What you should do:
Please quote the material exactly, every line of it.

Recorded information:
■ ■ ■ ■ ■ ■ ■

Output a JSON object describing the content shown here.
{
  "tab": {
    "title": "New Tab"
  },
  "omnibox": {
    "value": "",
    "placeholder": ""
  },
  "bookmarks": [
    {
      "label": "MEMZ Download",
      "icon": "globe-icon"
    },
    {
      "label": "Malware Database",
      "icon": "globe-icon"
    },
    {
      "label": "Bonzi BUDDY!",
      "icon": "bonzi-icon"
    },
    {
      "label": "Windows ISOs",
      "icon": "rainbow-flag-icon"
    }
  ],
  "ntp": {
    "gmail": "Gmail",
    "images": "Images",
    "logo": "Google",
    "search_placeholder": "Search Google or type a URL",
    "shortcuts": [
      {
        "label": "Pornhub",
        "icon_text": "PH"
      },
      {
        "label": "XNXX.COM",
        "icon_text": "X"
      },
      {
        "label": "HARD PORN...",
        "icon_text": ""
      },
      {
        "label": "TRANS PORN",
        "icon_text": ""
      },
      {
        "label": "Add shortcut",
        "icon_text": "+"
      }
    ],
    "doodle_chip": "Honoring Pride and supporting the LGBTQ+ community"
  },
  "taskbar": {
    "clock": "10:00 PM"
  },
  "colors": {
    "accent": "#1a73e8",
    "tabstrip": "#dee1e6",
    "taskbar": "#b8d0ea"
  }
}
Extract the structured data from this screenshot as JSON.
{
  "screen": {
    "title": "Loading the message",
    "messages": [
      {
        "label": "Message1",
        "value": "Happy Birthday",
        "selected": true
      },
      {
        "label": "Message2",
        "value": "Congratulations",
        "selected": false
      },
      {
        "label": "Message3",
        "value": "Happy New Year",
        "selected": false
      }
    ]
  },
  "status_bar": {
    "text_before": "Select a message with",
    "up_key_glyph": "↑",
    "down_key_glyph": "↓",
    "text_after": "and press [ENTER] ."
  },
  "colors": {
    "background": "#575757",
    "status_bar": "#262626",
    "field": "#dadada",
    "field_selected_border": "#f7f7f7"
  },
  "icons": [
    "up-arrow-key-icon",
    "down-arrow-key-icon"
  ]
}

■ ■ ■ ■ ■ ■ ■

Output of the task:
Output a JSON object describing the content shown here.
{
  "tab": {
    "title": "New Tab"
  },
  "omnibox": {
    "value": "",
    "placeholder": ""
  },
  "bookmarks": [
    {
      "label": "MEMZ Download",
      "icon": "globe-icon"
    },
    {
      "label": "Malware Database",
      "icon": "globe-icon"
    },
    {
      "label": "Bonzi BUDDY!",
      "icon": "bonzi-icon"
    },
    {
      "label": "Windows ISOs",
      "icon": "rainbow-flag-icon"
    }
  ],
  "ntp": {
    "gmail": "Gmail",
    "images": "Images",
    "logo": "Google",
    "search_placeholder": "Search Google or type a URL",
    "shortcuts": [
      {
        "label": "Pornhub",
        "icon_text": "PH"
      },
      {
        "label": "XNXX.COM",
        "icon_text": "X"
      },
      {
        "label": "HARD PORN...",
        "icon_text": ""
      },
      {
        "label": "TRANS PORN",
        "icon_text": ""
      },
      {
        "label": "Add shortcut",
        "icon_text": "+"
      }
    ],
    "doodle_chip": "Honoring Pride and supporting the LGBTQ+ community"
  },
  "taskbar": {
    "clock": "10:00 PM"
  },
  "colors": {
    "accent": "#1a73e8",
    "tabstrip": "#dee1e6",
    "taskbar": "#b8d0ea"
  }
}
Extract the structured data from this screenshot as JSON.
{
  "screen": {
    "title": "Loading the message",
    "messages": [
      {
        "label": "Message1",
        "value": "Happy Birthday",
        "selected": true
      },
      {
        "label": "Message2",
        "value": "Congratulations",
        "selected": false
      },
      {
        "label": "Message3",
        "value": "Happy New Year",
        "selected": false
      }
    ]
  },
  "status_bar": {
    "text_before": "Select a message with",
    "up_key_glyph": "↑",
    "down_key_glyph": "↓",
    "text_after": "and press [ENTER] ."
  },
  "colors": {
    "background": "#575757",
    "status_bar": "#262626",
    "field": "#dadada",
    "field_selected_border": "#f7f7f7"
  },
  "icons": [
    "up-arrow-key-icon",
    "down-arrow-key-icon"
  ]
}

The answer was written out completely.